Gender-based violence and FGC/M

Gender-based violence

Gender-based violence is violence directed against a person on the basis of gender, frequently as a form of family and domestic violence. It constitutes a breach of the fundamental right to life, liberty, security, dignity, non-discrimination and physical and mental integrity.

Gender-based violence reflects and reinforces inequalities between men and women. These gender inequalities are commonly found in traditions and beliefs that assert male authority and may be reflected in the practices of some culturally and linguistically diverse (CALD) communities, e.g. some migrant or refugee communities.

Specific forms of violence that may be relevant within some CALD communities include:

  • Female genital mutilation (FGM).
  • Forced marriage / child forced marriage.
  • Honour killings.

 

Female genital cutting / mutilation (FGC/M)

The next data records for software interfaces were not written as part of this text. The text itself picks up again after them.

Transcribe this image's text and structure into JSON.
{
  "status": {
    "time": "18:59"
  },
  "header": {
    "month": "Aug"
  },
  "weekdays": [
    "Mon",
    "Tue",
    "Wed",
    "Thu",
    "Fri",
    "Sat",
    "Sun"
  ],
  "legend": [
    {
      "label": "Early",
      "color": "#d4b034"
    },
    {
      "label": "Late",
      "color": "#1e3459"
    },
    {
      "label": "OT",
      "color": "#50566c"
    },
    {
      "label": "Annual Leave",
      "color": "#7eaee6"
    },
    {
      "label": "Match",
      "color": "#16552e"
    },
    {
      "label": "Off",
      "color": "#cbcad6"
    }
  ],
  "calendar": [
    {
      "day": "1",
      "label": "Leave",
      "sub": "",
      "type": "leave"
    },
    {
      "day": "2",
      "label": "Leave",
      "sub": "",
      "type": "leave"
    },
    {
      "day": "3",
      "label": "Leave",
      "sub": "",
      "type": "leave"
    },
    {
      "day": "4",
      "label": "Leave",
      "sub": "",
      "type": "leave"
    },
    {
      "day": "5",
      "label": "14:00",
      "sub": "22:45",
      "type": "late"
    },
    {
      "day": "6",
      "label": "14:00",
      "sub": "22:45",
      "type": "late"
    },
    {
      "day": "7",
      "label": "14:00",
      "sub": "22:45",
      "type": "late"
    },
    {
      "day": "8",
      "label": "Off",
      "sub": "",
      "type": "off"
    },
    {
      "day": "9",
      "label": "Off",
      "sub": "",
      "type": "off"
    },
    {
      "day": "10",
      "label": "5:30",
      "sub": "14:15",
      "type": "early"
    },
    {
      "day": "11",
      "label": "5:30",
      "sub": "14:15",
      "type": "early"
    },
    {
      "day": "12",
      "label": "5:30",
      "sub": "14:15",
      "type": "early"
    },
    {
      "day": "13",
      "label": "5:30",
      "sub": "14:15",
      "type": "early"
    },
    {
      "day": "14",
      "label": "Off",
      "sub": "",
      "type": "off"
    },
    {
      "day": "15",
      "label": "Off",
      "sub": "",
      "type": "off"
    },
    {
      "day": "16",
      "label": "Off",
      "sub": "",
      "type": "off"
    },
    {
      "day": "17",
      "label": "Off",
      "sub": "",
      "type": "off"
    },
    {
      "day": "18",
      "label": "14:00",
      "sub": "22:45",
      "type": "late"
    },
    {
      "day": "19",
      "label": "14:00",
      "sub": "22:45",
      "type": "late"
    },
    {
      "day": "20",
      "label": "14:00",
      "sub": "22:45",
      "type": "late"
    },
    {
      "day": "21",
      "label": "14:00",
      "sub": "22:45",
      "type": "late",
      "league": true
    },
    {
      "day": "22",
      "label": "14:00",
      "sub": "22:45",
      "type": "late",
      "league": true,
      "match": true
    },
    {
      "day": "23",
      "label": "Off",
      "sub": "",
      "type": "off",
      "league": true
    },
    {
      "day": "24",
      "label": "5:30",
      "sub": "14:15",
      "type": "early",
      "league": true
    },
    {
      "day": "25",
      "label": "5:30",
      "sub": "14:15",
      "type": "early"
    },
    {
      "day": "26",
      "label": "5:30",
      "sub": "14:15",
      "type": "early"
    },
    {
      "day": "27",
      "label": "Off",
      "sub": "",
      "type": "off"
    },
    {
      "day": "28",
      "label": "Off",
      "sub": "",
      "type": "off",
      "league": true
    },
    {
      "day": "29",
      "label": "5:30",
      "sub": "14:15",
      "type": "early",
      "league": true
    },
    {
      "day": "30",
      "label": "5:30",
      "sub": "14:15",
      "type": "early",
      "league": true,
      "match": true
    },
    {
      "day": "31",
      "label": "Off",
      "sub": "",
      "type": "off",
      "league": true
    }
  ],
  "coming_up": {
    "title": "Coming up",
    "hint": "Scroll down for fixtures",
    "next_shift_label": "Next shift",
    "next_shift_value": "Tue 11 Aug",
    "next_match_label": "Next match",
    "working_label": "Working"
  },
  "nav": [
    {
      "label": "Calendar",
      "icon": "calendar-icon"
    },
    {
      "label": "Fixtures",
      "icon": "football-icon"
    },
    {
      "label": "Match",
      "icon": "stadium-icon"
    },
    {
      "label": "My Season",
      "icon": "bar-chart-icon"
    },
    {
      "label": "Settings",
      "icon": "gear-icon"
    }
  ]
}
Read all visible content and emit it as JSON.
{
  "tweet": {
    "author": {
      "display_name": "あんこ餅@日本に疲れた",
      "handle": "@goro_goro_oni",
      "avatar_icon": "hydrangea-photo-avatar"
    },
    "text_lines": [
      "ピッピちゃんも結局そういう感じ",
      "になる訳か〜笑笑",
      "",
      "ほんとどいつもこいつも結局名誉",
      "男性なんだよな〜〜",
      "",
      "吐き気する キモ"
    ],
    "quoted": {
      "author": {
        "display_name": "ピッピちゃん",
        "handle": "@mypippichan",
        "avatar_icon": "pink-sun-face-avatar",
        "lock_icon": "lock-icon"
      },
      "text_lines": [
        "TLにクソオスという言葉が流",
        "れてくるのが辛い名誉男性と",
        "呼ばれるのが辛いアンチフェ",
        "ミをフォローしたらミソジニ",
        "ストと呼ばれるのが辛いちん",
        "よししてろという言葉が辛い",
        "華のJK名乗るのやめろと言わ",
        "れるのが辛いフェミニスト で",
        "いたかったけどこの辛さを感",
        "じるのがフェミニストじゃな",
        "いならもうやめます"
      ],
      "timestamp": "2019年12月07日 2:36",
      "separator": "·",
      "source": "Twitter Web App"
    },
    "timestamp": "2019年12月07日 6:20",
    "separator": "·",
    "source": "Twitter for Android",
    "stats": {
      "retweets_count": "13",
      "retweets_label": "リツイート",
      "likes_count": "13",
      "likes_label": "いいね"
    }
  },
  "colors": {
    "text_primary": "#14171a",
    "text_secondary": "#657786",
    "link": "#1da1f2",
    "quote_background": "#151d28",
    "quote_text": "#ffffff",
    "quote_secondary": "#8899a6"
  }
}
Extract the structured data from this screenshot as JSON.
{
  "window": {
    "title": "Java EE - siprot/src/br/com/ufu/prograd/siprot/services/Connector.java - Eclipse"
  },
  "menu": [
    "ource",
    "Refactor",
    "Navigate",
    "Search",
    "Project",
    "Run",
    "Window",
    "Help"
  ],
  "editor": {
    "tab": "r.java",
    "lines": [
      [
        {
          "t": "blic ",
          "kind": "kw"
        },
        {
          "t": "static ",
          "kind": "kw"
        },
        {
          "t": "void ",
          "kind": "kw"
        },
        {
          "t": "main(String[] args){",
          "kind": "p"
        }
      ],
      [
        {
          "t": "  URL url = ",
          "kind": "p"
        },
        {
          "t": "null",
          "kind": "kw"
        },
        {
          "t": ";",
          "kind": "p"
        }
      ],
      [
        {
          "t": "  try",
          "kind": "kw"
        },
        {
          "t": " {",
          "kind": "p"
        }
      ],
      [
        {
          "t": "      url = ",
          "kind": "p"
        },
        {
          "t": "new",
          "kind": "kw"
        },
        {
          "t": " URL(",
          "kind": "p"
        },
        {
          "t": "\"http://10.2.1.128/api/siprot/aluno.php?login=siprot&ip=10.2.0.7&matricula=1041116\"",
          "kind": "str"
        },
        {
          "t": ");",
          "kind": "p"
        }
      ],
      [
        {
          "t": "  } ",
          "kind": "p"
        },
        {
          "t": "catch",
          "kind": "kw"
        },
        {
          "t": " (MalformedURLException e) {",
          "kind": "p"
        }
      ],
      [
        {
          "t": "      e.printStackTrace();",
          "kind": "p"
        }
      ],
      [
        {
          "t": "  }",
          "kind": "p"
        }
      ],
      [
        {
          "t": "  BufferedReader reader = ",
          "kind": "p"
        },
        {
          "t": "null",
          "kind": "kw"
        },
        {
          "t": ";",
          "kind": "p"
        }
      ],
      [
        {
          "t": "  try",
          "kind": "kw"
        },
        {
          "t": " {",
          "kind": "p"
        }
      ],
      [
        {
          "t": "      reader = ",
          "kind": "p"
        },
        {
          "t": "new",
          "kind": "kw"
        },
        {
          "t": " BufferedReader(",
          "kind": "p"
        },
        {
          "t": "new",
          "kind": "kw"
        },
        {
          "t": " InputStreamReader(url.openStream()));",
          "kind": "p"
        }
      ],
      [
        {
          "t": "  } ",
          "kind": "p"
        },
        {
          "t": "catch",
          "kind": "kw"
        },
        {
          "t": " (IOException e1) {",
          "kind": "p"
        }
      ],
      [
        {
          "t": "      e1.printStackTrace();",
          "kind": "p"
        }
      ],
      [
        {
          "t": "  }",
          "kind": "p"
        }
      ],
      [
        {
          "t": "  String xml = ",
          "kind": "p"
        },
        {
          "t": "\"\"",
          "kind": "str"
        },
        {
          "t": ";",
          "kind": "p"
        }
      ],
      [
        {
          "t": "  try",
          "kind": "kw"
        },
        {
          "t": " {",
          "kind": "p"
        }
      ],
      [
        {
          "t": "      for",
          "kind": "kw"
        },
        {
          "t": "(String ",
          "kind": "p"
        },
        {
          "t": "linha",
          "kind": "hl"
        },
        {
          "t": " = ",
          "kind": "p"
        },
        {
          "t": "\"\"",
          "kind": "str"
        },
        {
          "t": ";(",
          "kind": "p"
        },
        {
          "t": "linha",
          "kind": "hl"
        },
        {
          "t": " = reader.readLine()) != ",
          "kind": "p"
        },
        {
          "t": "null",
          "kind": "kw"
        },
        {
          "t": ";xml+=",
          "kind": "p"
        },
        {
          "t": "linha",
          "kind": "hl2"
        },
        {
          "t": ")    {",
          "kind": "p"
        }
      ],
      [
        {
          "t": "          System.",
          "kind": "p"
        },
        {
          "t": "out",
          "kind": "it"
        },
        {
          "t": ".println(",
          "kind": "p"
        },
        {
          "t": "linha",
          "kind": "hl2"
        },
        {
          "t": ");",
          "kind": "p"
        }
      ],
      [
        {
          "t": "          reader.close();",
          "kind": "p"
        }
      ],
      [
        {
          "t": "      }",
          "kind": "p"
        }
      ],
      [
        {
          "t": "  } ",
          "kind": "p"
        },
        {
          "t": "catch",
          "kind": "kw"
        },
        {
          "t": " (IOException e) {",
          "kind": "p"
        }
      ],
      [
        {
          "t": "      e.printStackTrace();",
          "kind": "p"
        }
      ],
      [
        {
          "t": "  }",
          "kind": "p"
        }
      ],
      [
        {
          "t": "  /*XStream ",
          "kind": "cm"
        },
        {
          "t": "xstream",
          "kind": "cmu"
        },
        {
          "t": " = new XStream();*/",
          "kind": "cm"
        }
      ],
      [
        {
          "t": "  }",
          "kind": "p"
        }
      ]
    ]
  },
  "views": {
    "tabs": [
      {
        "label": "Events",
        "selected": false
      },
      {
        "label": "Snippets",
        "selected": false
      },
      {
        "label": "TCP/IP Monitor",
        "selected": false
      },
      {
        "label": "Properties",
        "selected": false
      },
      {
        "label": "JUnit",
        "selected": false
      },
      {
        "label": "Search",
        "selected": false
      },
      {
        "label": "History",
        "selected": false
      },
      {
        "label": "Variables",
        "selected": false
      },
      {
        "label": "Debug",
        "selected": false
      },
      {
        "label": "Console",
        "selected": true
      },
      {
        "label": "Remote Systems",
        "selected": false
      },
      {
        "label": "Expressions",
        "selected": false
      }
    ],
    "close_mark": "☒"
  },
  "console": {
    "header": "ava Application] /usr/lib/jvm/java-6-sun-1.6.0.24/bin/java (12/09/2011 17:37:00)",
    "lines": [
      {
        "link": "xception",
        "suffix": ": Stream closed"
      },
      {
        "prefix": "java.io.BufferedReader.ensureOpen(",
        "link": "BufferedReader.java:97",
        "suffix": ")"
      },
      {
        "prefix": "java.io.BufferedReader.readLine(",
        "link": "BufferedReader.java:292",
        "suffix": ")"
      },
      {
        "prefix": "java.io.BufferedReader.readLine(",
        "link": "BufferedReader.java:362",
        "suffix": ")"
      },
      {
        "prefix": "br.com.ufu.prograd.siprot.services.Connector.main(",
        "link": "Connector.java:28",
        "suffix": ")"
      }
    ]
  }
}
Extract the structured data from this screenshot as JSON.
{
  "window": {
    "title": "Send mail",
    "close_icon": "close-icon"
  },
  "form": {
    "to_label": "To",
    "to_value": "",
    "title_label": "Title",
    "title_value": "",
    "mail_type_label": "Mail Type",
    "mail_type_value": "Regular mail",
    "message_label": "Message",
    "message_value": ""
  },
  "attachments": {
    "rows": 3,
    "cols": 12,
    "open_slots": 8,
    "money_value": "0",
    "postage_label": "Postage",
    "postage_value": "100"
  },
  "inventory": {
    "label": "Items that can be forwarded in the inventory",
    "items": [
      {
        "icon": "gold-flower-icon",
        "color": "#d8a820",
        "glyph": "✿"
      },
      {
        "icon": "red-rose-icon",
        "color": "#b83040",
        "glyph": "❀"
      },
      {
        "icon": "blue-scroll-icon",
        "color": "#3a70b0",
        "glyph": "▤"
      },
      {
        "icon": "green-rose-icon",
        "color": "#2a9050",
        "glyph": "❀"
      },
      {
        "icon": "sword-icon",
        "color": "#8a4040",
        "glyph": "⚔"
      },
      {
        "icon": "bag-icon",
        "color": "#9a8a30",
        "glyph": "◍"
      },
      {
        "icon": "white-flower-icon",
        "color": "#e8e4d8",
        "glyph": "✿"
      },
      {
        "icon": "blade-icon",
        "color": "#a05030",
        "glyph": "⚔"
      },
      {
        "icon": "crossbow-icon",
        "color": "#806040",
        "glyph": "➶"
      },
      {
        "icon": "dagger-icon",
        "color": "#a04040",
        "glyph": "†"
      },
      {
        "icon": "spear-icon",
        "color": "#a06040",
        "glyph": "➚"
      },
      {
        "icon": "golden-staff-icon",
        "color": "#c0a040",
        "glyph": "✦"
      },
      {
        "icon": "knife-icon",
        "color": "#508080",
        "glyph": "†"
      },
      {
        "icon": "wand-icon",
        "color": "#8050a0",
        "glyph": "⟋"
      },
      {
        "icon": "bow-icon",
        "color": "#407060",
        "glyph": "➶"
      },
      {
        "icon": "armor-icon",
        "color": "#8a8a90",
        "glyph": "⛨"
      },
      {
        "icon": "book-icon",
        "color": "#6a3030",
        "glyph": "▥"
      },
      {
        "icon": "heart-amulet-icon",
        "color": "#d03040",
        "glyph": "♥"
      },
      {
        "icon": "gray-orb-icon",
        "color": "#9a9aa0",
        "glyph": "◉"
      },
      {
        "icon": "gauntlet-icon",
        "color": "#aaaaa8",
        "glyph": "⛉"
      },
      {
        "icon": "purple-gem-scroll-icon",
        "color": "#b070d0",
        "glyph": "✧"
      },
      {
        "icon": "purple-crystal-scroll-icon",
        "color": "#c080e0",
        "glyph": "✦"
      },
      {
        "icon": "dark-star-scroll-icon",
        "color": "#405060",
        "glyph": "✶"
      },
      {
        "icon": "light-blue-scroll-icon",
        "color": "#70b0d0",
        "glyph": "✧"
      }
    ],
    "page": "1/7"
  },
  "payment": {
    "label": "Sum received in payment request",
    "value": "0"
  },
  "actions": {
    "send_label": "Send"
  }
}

Female genital mutilation (FGM) is defined by the World Health Organisation (WHO) as comprising all procedures that involve partial or total removal of the female genitalia and/or injury to the female genital organs for cultural or any other non-therapeutic reasons.

The WHO estimates approximately 130 million women across the globe have undergone the procedure and that 2 million girls are at risk of being circumcised each year.

 

Other forms of gender-based violence

Forced marriage / child forced marriage

A forced marriage is a marriage performed under duress and without the full and informed consent or free will of both parties.

Being under duress includes feeling both physical and emotional pressure. Some victims of forced marriage are tricked into going to another country by their families. Victims fall prey to forced marriage through deception, abduction, coercion, fear and inducements.

A forced marriage may be between children, a child and an adult or between adults. A forced marriage is considered domestic violence.

Honour killings

Honour crimes are acts of violence, usually murder, committed by a male family member against a female family member who is perceived to have dishonoured the family. Dishonouring the family can include engaging in premarital intercourse, marrying someone the family doesn’t approve of, being a victim of sexual assault or seeking a divorce. Honour crimes are a form of gender-based violence.

Last Updated: 15/12/2021